Luigi Di Sarro was born in Lamezia Terme on 1 November 1941. In 1942 his family moved to Rome, where Luigi lived and worked.
From a young age he showed a marked artistic inclination. In 1956, while still at high school, he started attending the copperplate engraving workshop of Carlo Alberto Petrucci and the National Chalcography. In 1958 he attended Accademia Libera del Nudo and in 1959 the Drawing Course at Accademia di Francia.
After his classical studies, he cultivated a parallel interest in art and science. In 1967 he obtained a degree in Medicine and Surgery from the University of Rome, and 1968 he enrolled at Accademia di Belle Arti in Rome, where he followed courses held by Emilio Greco (in sculpture), Franco Gentilini (painting), Lino Bianchi Barriviera and Mino Maccari (copperplate engraving), Antonio Del Guercio and Enrico Crispolti (history of art). He obtained his diploma in 1972.

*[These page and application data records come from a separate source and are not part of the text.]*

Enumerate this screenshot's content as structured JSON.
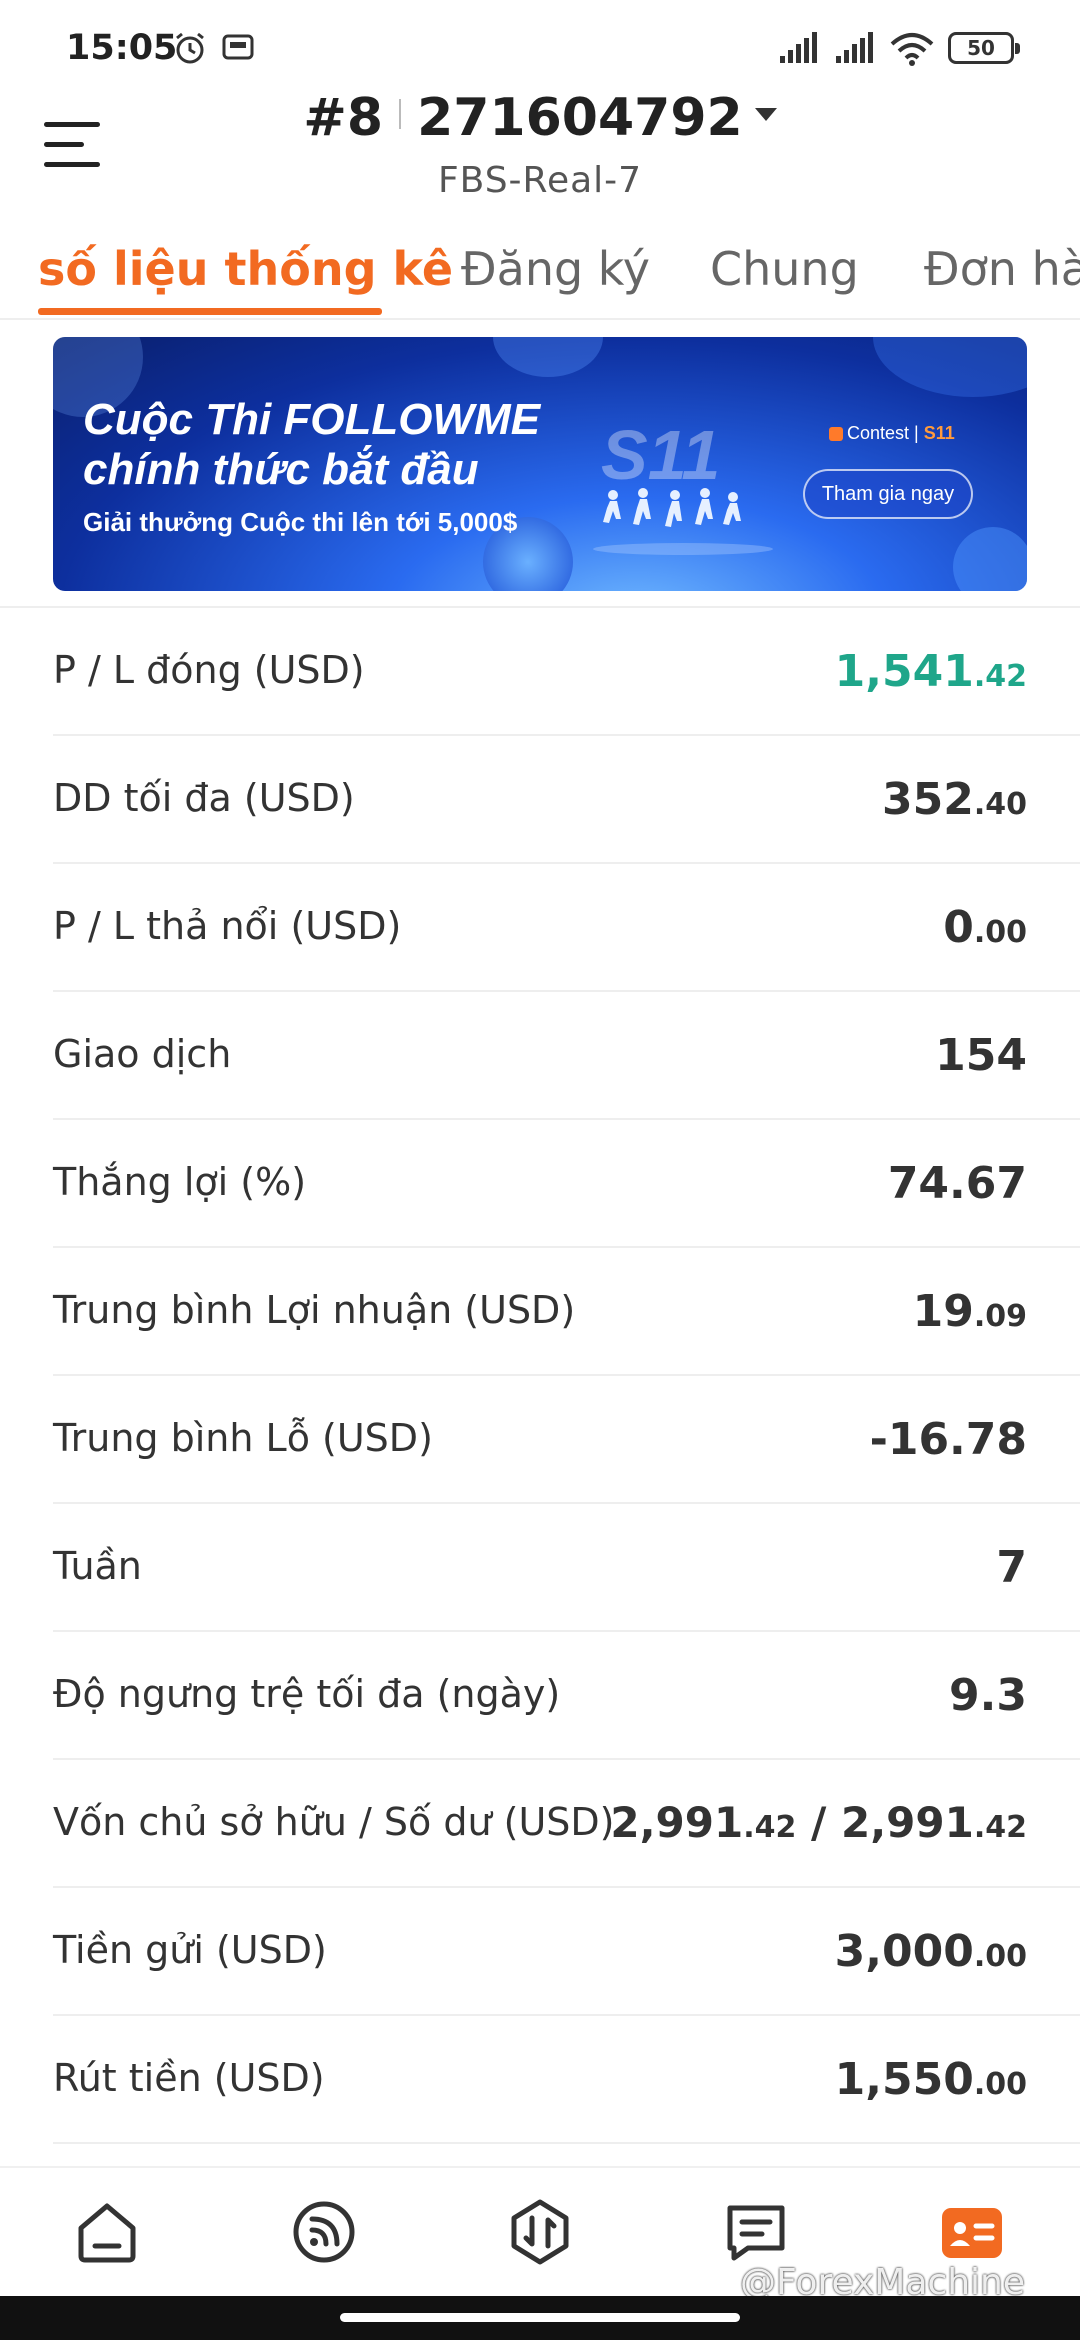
{
  "status_bar": {
    "time": "15:05",
    "battery": "50",
    "icons": [
      "alarm-icon",
      "cassette-icon",
      "signal-icon",
      "signal-icon",
      "wifi-icon",
      "battery-icon"
    ]
  },
  "header": {
    "account_index": "#8",
    "account_number": "271604792",
    "server": "FBS-Real-7"
  },
  "tabs": [
    {
      "label": "số liệu thống kê",
      "active": true
    },
    {
      "label": "Đăng ký",
      "active": false
    },
    {
      "label": "Chung",
      "active": false
    },
    {
      "label": "Đơn hàng",
      "active": false
    }
  ],
  "banner": {
    "line1": "Cuộc Thi FOLLOWME",
    "line2": "chính thức bắt đầu",
    "line3": "Giải thưởng Cuộc thi lên tới 5,000$",
    "badge": "S11",
    "contest_label": "Contest",
    "contest_season": "S11",
    "join_button": "Tham gia ngay"
  },
  "stats": [
    {
      "label": "P / L đóng (USD)",
      "int": "1,541",
      "dec": ".42",
      "color": "#1fa68a"
    },
    {
      "label": "DD tối đa (USD)",
      "int": "352",
      "dec": ".40"
    },
    {
      "label": "P / L thả nổi (USD)",
      "int": "0",
      "dec": ".00"
    },
    {
      "label": "Giao dịch",
      "int": "154",
      "dec": ""
    },
    {
      "label": "Thắng lợi (%)",
      "int": "74.67",
      "dec": ""
    },
    {
      "label": "Trung bình Lợi nhuận (USD)",
      "int": "19",
      "dec": ".09"
    },
    {
      "label": "Trung bình Lỗ (USD)",
      "int": "-16.78",
      "dec": ""
    },
    {
      "label": "Tuần",
      "int": "7",
      "dec": ""
    },
    {
      "label": "Độ ngưng trệ tối đa (ngày)",
      "int": "9.3",
      "dec": ""
    },
    {
      "label": "Vốn chủ sở hữu / Số dư (USD)",
      "int": "2,991",
      "dec": ".42",
      "int2": "2,991",
      "dec2": ".42"
    },
    {
      "label": "Tiền gửi (USD)",
      "int": "3,000",
      "dec": ".00"
    },
    {
      "label": "Rút tiền (USD)",
      "int": "1,550",
      "dec": ".00"
    }
  ],
  "bottom_nav": [
    {
      "icon": "home-icon",
      "active": false
    },
    {
      "icon": "signal-feed-icon",
      "active": false
    },
    {
      "icon": "trade-icon",
      "active": false
    },
    {
      "icon": "message-icon",
      "active": false
    },
    {
      "icon": "account-card-icon",
      "active": true
    }
  ],
  "watermark": "@ForexMachine",
  "colors": {
    "accent": "#f26a21",
    "profit": "#1fa68a"
  }
}
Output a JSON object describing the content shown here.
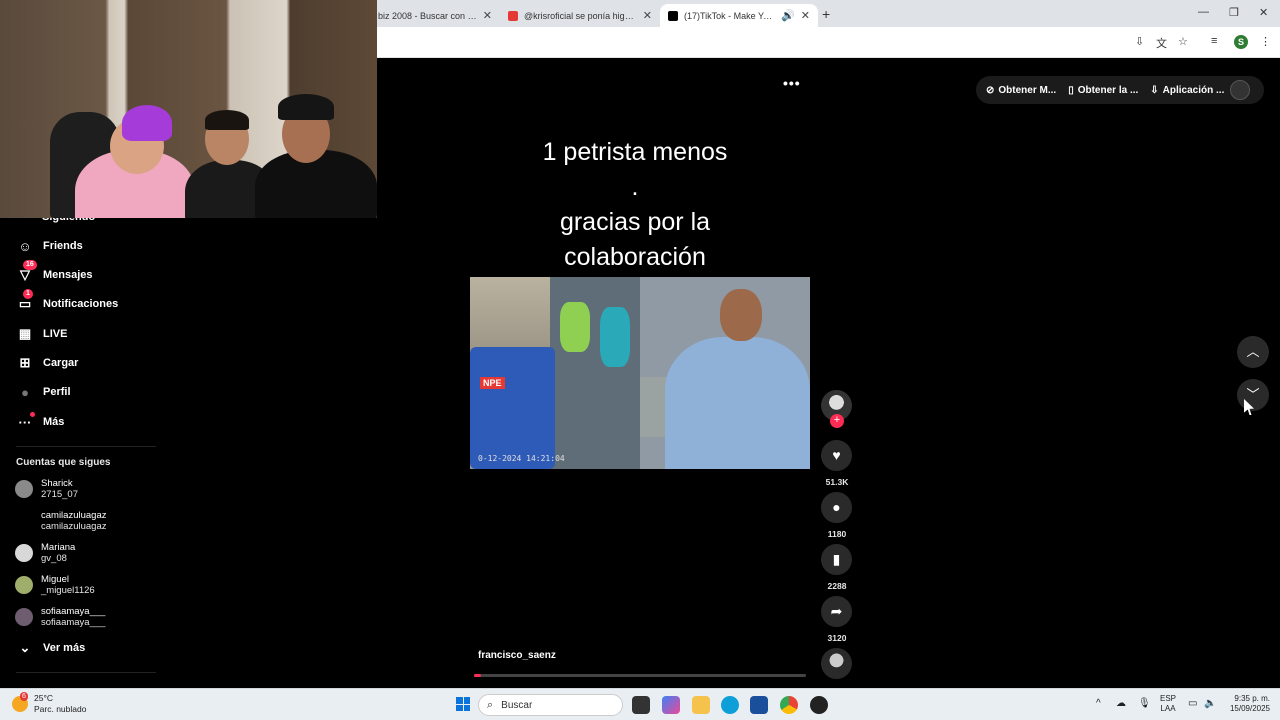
{
  "browser": {
    "tabs": [
      {
        "title": "biz 2008 - Buscar con Goo",
        "favicon_color": "#4285f4"
      },
      {
        "title": "@krisroficial se ponía high en e",
        "favicon_color": "#e53935"
      },
      {
        "title": "(17)TikTok - Make Your Day",
        "favicon_color": "#000000",
        "active": true
      }
    ],
    "new_tab": "+",
    "profile_initial": "S"
  },
  "sidebar": {
    "partial_item": "Siguiendo",
    "items": [
      {
        "label": "Friends",
        "icon": "friends-icon",
        "glyph": "☺"
      },
      {
        "label": "Mensajes",
        "icon": "messages-icon",
        "glyph": "✈",
        "badge": "16"
      },
      {
        "label": "Notificaciones",
        "icon": "notifications-icon",
        "glyph": "✉",
        "badge": "1"
      },
      {
        "label": "LIVE",
        "icon": "live-icon",
        "glyph": "▣"
      },
      {
        "label": "Cargar",
        "icon": "upload-icon",
        "glyph": "⊞"
      },
      {
        "label": "Perfil",
        "icon": "profile-icon",
        "glyph": "●"
      },
      {
        "label": "Más",
        "icon": "more-icon",
        "glyph": "···"
      }
    ],
    "following_title": "Cuentas que sigues",
    "following": [
      {
        "name": "Sharick",
        "username": "2715_07",
        "avatar_color": "#8a8a8a"
      },
      {
        "name": "camilazuluagaz",
        "username": "camilazuluagaz",
        "avatar_color": "#000000"
      },
      {
        "name": "Mariana",
        "username": "gv_08",
        "avatar_color": "#d8d8d8"
      },
      {
        "name": "Miguel",
        "username": "_miguel1126",
        "avatar_color": "#9fae6b"
      },
      {
        "name": "sofiaamaya___",
        "username": "sofiaamaya___",
        "avatar_color": "#6d5d6e"
      }
    ],
    "see_more": "Ver más"
  },
  "video": {
    "caption_lines": [
      "1 petrista menos",
      ".",
      "gracias por la",
      "colaboración"
    ],
    "overlay_logo": "NPE",
    "timestamp": "0-12-2024 14:21:04",
    "author": "francisco_saenz",
    "progress": 0.01
  },
  "actions": {
    "likes": "51.3K",
    "comments": "1180",
    "saves": "2288",
    "shares": "3120"
  },
  "top_pill": {
    "items": [
      "Obtener M...",
      "Obtener la ...",
      "Aplicación ..."
    ]
  },
  "taskbar": {
    "temperature": "25°C",
    "weather": "Parc. nublado",
    "weather_badge": "6",
    "search_placeholder": "Buscar",
    "language": "ESP",
    "layout": "LAA",
    "time": "9:35 p. m.",
    "date": "15/09/2025"
  }
}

In 1973 he enrolled in the third year of the Faculty of Mathematics and Physics at the University of Rome, attending various courses including Abstract Algebra held by Lucio Lombardo Radice.
He took a teacher’s diploma in Artistic Anatomy and later also in Pictorial Disciplines and began teaching at the 2nd Arts High School in Rome. In 1974 he started teaching at Accademia di Belle Arti in Macerata, and 1978 obtained a post teaching Artistic Anatomy at Accademia di Belle Arti in Rome.
In 1976, during a course on drawing entitled “Finalità progettuale dell’opera d’arte” (organised by the Ministry of Education), he held a seminar on “Relations between art and science and didactic problems”.
He was invited to speak on the “Phenomenology of Art and Science” in the “Cogliere la vita” episode of the television series “Occhi mani e fantasia” (RAI 1976).
In 1976-77 he participated in the workshop in a Group run by the National Chalcography, directed at that time by Carlo Bertelli.
In 1978 he dedicated his time to adding to the equipment of his art studio in his house at Lago di Vico (where he decided to establish a school of experimental art), and opened his studio at Via Paolo Emilio 28, Rome, to the public. He called it “MICRON/Studio d’Arte Sperimentale/Foto-Sign-Movement-Sound” (as it states on the plaque which highlights the studio’s aims).
His travels contributed greatly to his education. An excellent knowledge of the German language and literature led him to choose Germany for his first trip in 1960. He perfected his English at the American Academy of Rome and after numerous trips to Germany, Austria, France, England, Tunisia and Egypt, he travelled to the United States in 1971 and in New York attended the Art Students League of Manhattan, perfecting his lithographic technique.
In 1975 he went to Japan for a study-trip to Tokyo. Here he carried out a number of silk-screen prints with the technical collaboration of Shigheo Yamaguchi and, on the medical side, deepened his knowledge of acupuncture.
He held his first personal exhibition in Rome in 1968, but began to take part in important exhibitions in 1956.
His informed and solitary research became more intense during the 1960s and 1970s. He was a keen experimenter, and in addition to drawing (which he did every day), painting, engraving, sculpture and photography, he also explored the world of sound, performance and more besides.
He died tragically in Rome on 24 February 1979 – due to a fatal mistake in the climate of Italy’s wave of terrorism and the enactment of the Reale Law – leaving a vast artistic production, some works already in museum collections both in Italy and abroad, as well as projects, notes, aphorisms and poetry. In 1981 the “Luigi Di Sarro Documentation Centre for Contemporary Artistic Research” was opened in Rome.